**Task goal:**
Repeat the following entries verbatim, apart from the pictures.

::: Material provided

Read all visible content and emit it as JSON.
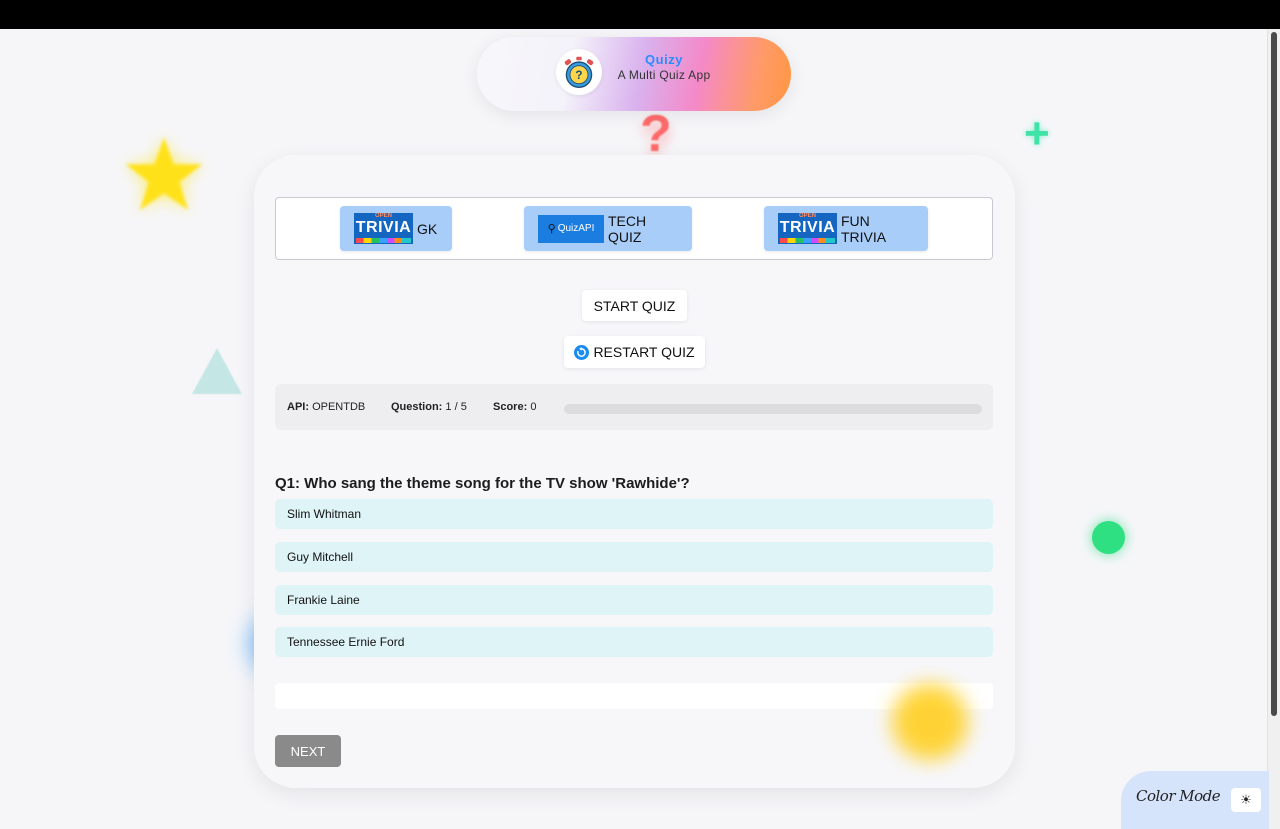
{
  "app": {
    "title": "Quizy",
    "subtitle": "A Multi Quiz App",
    "logo_icon": "stopwatch-question-icon"
  },
  "api_buttons": [
    {
      "label": "GK",
      "logo": "OPEN TRIVIA DATABASE",
      "logo_word": "TRIVIA",
      "logo_top": "OPEN"
    },
    {
      "label": "TECH QUIZ",
      "logo": "QuizAPI"
    },
    {
      "label": "FUN TRIVIA",
      "logo": "OPEN TRIVIA DATABASE",
      "logo_word": "TRIVIA",
      "logo_top": "OPEN"
    }
  ],
  "controls": {
    "start_label": "START QUIZ",
    "restart_label": "RESTART QUIZ",
    "next_label": "NEXT"
  },
  "status": {
    "api_label": "API:",
    "api_value": "OPENTDB",
    "question_label": "Question:",
    "question_value": "1 / 5",
    "score_label": "Score:",
    "score_value": "0",
    "progress_fraction": 0
  },
  "question": {
    "text": "Q1: Who sang the theme song for the TV show 'Rawhide'?",
    "options": [
      "Slim Whitman",
      "Guy Mitchell",
      "Frankie Laine",
      "Tennessee Ernie Ford"
    ]
  },
  "color_mode": {
    "label": "Color Mode",
    "toggle_icon": "sun-icon"
  },
  "colors": {
    "accent": "#2b8cff",
    "api_button_bg": "#a9cdf9",
    "option_bg": "#dff4f7",
    "next_button_bg": "#8a8a8a"
  }
}
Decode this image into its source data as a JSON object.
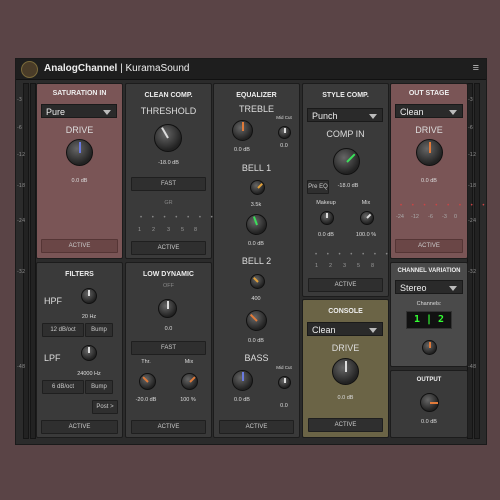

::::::

**Expected answer:**
Read all visible content and emit it as JSON.
{
  "app": {
    "title": "Quizy",
    "subtitle": "A Multi Quiz App",
    "logo_icon": "stopwatch-question-icon"
  },
  "api_buttons": [
    {
      "label": "GK",
      "logo": "OPEN TRIVIA DATABASE",
      "logo_word": "TRIVIA",
      "logo_top": "OPEN"
    },
    {
      "label": "TECH QUIZ",
      "logo": "QuizAPI"
    },
    {
      "label": "FUN TRIVIA",
      "logo": "OPEN TRIVIA DATABASE",
      "logo_word": "TRIVIA",
      "logo_top": "OPEN"
    }
  ],
  "controls": {
    "start_label": "START QUIZ",
    "restart_label": "RESTART QUIZ",
    "next_label": "NEXT"
  },
  "status": {
    "api_label": "API:",
    "api_value": "OPENTDB",
    "question_label": "Question:",
    "question_value": "1 / 5",
    "score_label": "Score:",
    "score_value": "0",
    "progress_fraction": 0
  },
  "question": {
    "text": "Q1: Who sang the theme song for the TV show 'Rawhide'?",
    "options": [
      "Slim Whitman",
      "Guy Mitchell",
      "Frankie Laine",
      "Tennessee Ernie Ford"
    ]
  },
  "color_mode": {
    "label": "Color Mode",
    "toggle_icon": "sun-icon"
  },
  "colors": {
    "accent": "#2b8cff",
    "api_button_bg": "#a9cdf9",
    "option_bg": "#dff4f7",
    "next_button_bg": "#8a8a8a"
  }
}
Decode this image into its source data as a JSON object.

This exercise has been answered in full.